#### WHAT YOU WILL DO
The response should consist of the records that follow, repeated exactly.

#### DATA FOR REVIEW
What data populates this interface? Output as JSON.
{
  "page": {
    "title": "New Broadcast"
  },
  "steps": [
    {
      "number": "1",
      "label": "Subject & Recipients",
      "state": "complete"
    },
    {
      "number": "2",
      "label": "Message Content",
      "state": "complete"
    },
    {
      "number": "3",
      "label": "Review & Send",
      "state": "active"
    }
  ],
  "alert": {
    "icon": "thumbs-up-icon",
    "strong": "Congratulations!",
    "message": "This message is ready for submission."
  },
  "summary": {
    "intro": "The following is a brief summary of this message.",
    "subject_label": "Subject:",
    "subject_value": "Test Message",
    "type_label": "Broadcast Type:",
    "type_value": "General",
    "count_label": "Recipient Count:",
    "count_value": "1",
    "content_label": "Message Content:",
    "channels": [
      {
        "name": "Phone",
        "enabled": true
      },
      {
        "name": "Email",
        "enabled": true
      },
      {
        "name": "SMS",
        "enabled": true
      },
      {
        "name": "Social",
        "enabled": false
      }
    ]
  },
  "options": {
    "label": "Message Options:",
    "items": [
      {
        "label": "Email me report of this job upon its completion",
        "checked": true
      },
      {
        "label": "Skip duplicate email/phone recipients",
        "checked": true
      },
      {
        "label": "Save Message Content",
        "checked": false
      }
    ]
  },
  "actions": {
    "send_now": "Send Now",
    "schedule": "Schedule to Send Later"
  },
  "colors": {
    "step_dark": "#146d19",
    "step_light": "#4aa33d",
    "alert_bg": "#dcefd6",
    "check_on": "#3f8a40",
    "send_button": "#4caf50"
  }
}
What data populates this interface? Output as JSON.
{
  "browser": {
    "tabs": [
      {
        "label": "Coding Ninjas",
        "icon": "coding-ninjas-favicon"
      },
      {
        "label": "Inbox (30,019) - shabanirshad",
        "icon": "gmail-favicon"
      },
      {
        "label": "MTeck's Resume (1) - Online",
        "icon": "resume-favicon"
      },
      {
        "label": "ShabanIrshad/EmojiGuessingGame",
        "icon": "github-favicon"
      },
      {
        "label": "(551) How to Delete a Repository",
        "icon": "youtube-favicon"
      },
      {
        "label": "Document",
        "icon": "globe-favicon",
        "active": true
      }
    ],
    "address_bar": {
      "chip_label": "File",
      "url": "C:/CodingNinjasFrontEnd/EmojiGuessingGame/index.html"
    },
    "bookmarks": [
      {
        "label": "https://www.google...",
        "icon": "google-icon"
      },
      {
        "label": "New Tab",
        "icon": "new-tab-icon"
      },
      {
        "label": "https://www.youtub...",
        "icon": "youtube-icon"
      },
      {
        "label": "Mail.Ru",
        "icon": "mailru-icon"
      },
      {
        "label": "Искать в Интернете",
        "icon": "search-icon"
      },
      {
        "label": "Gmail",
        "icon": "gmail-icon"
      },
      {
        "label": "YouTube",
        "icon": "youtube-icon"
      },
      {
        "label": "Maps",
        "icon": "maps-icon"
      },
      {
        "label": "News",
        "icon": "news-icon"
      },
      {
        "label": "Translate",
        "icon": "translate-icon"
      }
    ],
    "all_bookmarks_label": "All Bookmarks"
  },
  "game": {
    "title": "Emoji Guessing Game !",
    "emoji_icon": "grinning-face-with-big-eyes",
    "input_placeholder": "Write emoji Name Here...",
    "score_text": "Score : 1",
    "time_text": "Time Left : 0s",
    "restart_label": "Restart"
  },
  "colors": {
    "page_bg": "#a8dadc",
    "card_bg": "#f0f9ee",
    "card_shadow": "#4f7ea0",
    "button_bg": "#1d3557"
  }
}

#### RESPONSE
What data populates this interface? Output as JSON.
{
  "page": {
    "title": "New Broadcast"
  },
  "steps": [
    {
      "number": "1",
      "label": "Subject & Recipients",
      "state": "complete"
    },
    {
      "number": "2",
      "label": "Message Content",
      "state": "complete"
    },
    {
      "number": "3",
      "label": "Review & Send",
      "state": "active"
    }
  ],
  "alert": {
    "icon": "thumbs-up-icon",
    "strong": "Congratulations!",
    "message": "This message is ready for submission."
  },
  "summary": {
    "intro": "The following is a brief summary of this message.",
    "subject_label": "Subject:",
    "subject_value": "Test Message",
    "type_label": "Broadcast Type:",
    "type_value": "General",
    "count_label": "Recipient Count:",
    "count_value": "1",
    "content_label": "Message Content:",
    "channels": [
      {
        "name": "Phone",
        "enabled": true
      },
      {
        "name": "Email",
        "enabled": true
      },
      {
        "name": "SMS",
        "enabled": true
      },
      {
        "name": "Social",
        "enabled": false
      }
    ]
  },
  "options": {
    "label": "Message Options:",
    "items": [
      {
        "label": "Email me report of this job upon its completion",
        "checked": true
      },
      {
        "label": "Skip duplicate email/phone recipients",
        "checked": true
      },
      {
        "label": "Save Message Content",
        "checked": false
      }
    ]
  },
  "actions": {
    "send_now": "Send Now",
    "schedule": "Schedule to Send Later"
  },
  "colors": {
    "step_dark": "#146d19",
    "step_light": "#4aa33d",
    "alert_bg": "#dcefd6",
    "check_on": "#3f8a40",
    "send_button": "#4caf50"
  }
}
What data populates this interface? Output as JSON.
{
  "browser": {
    "tabs": [
      {
        "label": "Coding Ninjas",
        "icon": "coding-ninjas-favicon"
      },
      {
        "label": "Inbox (30,019) - shabanirshad",
        "icon": "gmail-favicon"
      },
      {
        "label": "MTeck's Resume (1) - Online",
        "icon": "resume-favicon"
      },
      {
        "label": "ShabanIrshad/EmojiGuessingGame",
        "icon": "github-favicon"
      },
      {
        "label": "(551) How to Delete a Repository",
        "icon": "youtube-favicon"
      },
      {
        "label": "Document",
        "icon": "globe-favicon",
        "active": true
      }
    ],
    "address_bar": {
      "chip_label": "File",
      "url": "C:/CodingNinjasFrontEnd/EmojiGuessingGame/index.html"
    },
    "bookmarks": [
      {
        "label": "https://www.google...",
        "icon": "google-icon"
      },
      {
        "label": "New Tab",
        "icon": "new-tab-icon"
      },
      {
        "label": "https://www.youtub...",
        "icon": "youtube-icon"
      },
      {
        "label": "Mail.Ru",
        "icon": "mailru-icon"
      },
      {
        "label": "Искать в Интернете",
        "icon": "search-icon"
      },
      {
        "label": "Gmail",
        "icon": "gmail-icon"
      },
      {
        "label": "YouTube",
        "icon": "youtube-icon"
      },
      {
        "label": "Maps",
        "icon": "maps-icon"
      },
      {
        "label": "News",
        "icon": "news-icon"
      },
      {
        "label": "Translate",
        "icon": "translate-icon"
      }
    ],
    "all_bookmarks_label": "All Bookmarks"
  },
  "game": {
    "title": "Emoji Guessing Game !",
    "emoji_icon": "grinning-face-with-big-eyes",
    "input_placeholder": "Write emoji Name Here...",
    "score_text": "Score : 1",
    "time_text": "Time Left : 0s",
    "restart_label": "Restart"
  },
  "colors": {
    "page_bg": "#a8dadc",
    "card_bg": "#f0f9ee",
    "card_shadow": "#4f7ea0",
    "button_bg": "#1d3557"
  }
}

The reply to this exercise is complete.